[PROVIDED DATA Boundary: Start]
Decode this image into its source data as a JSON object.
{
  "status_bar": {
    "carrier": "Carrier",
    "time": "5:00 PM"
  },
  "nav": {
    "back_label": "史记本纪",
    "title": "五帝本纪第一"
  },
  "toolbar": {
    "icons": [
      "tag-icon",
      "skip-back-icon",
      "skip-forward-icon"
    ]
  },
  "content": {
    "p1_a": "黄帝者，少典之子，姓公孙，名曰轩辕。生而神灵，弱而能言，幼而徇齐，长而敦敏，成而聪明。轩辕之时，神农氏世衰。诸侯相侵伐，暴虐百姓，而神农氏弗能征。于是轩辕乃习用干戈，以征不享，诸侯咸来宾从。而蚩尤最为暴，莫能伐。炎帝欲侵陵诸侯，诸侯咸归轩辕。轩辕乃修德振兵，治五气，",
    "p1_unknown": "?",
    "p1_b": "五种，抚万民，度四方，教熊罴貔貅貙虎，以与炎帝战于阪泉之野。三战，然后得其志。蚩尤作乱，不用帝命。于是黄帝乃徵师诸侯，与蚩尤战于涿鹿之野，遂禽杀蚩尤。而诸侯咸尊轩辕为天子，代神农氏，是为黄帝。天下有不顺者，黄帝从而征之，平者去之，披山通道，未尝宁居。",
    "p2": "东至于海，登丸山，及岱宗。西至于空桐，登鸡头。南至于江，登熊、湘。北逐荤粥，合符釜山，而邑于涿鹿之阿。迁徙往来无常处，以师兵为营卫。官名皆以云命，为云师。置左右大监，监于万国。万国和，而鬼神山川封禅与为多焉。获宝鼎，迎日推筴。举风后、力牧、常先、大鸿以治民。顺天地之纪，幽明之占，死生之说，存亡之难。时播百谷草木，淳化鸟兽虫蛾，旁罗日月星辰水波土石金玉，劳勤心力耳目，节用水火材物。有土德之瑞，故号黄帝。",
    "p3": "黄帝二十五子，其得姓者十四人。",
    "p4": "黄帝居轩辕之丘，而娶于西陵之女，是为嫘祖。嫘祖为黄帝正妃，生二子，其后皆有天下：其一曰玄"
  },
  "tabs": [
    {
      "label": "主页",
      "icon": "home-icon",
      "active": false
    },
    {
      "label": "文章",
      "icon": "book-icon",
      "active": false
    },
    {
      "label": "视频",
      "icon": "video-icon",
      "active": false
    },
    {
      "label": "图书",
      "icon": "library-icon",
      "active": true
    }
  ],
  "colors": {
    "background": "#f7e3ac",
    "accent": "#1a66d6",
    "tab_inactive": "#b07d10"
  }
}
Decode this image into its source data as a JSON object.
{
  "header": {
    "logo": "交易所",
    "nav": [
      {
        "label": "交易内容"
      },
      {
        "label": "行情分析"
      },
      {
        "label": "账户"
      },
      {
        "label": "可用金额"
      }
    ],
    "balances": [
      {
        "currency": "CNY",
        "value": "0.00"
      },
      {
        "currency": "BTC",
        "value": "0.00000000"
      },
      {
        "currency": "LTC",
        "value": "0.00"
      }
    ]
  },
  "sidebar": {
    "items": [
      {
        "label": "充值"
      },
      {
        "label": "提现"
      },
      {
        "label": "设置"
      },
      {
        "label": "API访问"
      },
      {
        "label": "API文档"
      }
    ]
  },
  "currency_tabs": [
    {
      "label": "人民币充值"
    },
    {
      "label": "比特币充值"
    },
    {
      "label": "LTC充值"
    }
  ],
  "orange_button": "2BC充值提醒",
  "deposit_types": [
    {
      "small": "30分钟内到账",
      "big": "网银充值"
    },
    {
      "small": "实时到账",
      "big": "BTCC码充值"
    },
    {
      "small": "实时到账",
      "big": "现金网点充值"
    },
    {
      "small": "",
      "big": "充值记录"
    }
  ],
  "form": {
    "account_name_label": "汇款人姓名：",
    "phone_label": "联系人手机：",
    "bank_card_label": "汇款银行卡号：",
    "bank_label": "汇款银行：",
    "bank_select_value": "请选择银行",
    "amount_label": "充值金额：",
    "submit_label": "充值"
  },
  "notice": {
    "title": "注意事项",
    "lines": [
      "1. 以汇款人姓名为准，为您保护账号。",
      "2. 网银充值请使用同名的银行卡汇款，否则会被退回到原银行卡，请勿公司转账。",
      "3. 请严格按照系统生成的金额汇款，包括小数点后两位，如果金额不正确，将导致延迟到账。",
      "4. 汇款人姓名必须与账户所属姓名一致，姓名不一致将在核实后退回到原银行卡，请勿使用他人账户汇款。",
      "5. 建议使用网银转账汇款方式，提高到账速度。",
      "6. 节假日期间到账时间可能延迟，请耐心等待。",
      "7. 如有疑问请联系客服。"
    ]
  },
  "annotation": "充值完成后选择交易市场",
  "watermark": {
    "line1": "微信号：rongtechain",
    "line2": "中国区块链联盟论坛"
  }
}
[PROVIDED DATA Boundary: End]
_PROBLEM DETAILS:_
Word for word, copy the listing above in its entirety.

_YOUR RESPONSE:_
Decode this image into its source data as a JSON object.
{
  "status_bar": {
    "carrier": "Carrier",
    "time": "5:00 PM"
  },
  "nav": {
    "back_label": "史记本纪",
    "title": "五帝本纪第一"
  },
  "toolbar": {
    "icons": [
      "tag-icon",
      "skip-back-icon",
      "skip-forward-icon"
    ]
  },
  "content": {
    "p1_a": "黄帝者，少典之子，姓公孙，名曰轩辕。生而神灵，弱而能言，幼而徇齐，长而敦敏，成而聪明。轩辕之时，神农氏世衰。诸侯相侵伐，暴虐百姓，而神农氏弗能征。于是轩辕乃习用干戈，以征不享，诸侯咸来宾从。而蚩尤最为暴，莫能伐。炎帝欲侵陵诸侯，诸侯咸归轩辕。轩辕乃修德振兵，治五气，",
    "p1_unknown": "?",
    "p1_b": "五种，抚万民，度四方，教熊罴貔貅貙虎，以与炎帝战于阪泉之野。三战，然后得其志。蚩尤作乱，不用帝命。于是黄帝乃徵师诸侯，与蚩尤战于涿鹿之野，遂禽杀蚩尤。而诸侯咸尊轩辕为天子，代神农氏，是为黄帝。天下有不顺者，黄帝从而征之，平者去之，披山通道，未尝宁居。",
    "p2": "东至于海，登丸山，及岱宗。西至于空桐，登鸡头。南至于江，登熊、湘。北逐荤粥，合符釜山，而邑于涿鹿之阿。迁徙往来无常处，以师兵为营卫。官名皆以云命，为云师。置左右大监，监于万国。万国和，而鬼神山川封禅与为多焉。获宝鼎，迎日推筴。举风后、力牧、常先、大鸿以治民。顺天地之纪，幽明之占，死生之说，存亡之难。时播百谷草木，淳化鸟兽虫蛾，旁罗日月星辰水波土石金玉，劳勤心力耳目，节用水火材物。有土德之瑞，故号黄帝。",
    "p3": "黄帝二十五子，其得姓者十四人。",
    "p4": "黄帝居轩辕之丘，而娶于西陵之女，是为嫘祖。嫘祖为黄帝正妃，生二子，其后皆有天下：其一曰玄"
  },
  "tabs": [
    {
      "label": "主页",
      "icon": "home-icon",
      "active": false
    },
    {
      "label": "文章",
      "icon": "book-icon",
      "active": false
    },
    {
      "label": "视频",
      "icon": "video-icon",
      "active": false
    },
    {
      "label": "图书",
      "icon": "library-icon",
      "active": true
    }
  ],
  "colors": {
    "background": "#f7e3ac",
    "accent": "#1a66d6",
    "tab_inactive": "#b07d10"
  }
}
Decode this image into its source data as a JSON object.
{
  "header": {
    "logo": "交易所",
    "nav": [
      {
        "label": "交易内容"
      },
      {
        "label": "行情分析"
      },
      {
        "label": "账户"
      },
      {
        "label": "可用金额"
      }
    ],
    "balances": [
      {
        "currency": "CNY",
        "value": "0.00"
      },
      {
        "currency": "BTC",
        "value": "0.00000000"
      },
      {
        "currency": "LTC",
        "value": "0.00"
      }
    ]
  },
  "sidebar": {
    "items": [
      {
        "label": "充值"
      },
      {
        "label": "提现"
      },
      {
        "label": "设置"
      },
      {
        "label": "API访问"
      },
      {
        "label": "API文档"
      }
    ]
  },
  "currency_tabs": [
    {
      "label": "人民币充值"
    },
    {
      "label": "比特币充值"
    },
    {
      "label": "LTC充值"
    }
  ],
  "orange_button": "2BC充值提醒",
  "deposit_types": [
    {
      "small": "30分钟内到账",
      "big": "网银充值"
    },
    {
      "small": "实时到账",
      "big": "BTCC码充值"
    },
    {
      "small": "实时到账",
      "big": "现金网点充值"
    },
    {
      "small": "",
      "big": "充值记录"
    }
  ],
  "form": {
    "account_name_label": "汇款人姓名：",
    "phone_label": "联系人手机：",
    "bank_card_label": "汇款银行卡号：",
    "bank_label": "汇款银行：",
    "bank_select_value": "请选择银行",
    "amount_label": "充值金额：",
    "submit_label": "充值"
  },
  "notice": {
    "title": "注意事项",
    "lines": [
      "1. 以汇款人姓名为准，为您保护账号。",
      "2. 网银充值请使用同名的银行卡汇款，否则会被退回到原银行卡，请勿公司转账。",
      "3. 请严格按照系统生成的金额汇款，包括小数点后两位，如果金额不正确，将导致延迟到账。",
      "4. 汇款人姓名必须与账户所属姓名一致，姓名不一致将在核实后退回到原银行卡，请勿使用他人账户汇款。",
      "5. 建议使用网银转账汇款方式，提高到账速度。",
      "6. 节假日期间到账时间可能延迟，请耐心等待。",
      "7. 如有疑问请联系客服。"
    ]
  },
  "annotation": "充值完成后选择交易市场",
  "watermark": {
    "line1": "微信号：rongtechain",
    "line2": "中国区块链联盟论坛"
  }
}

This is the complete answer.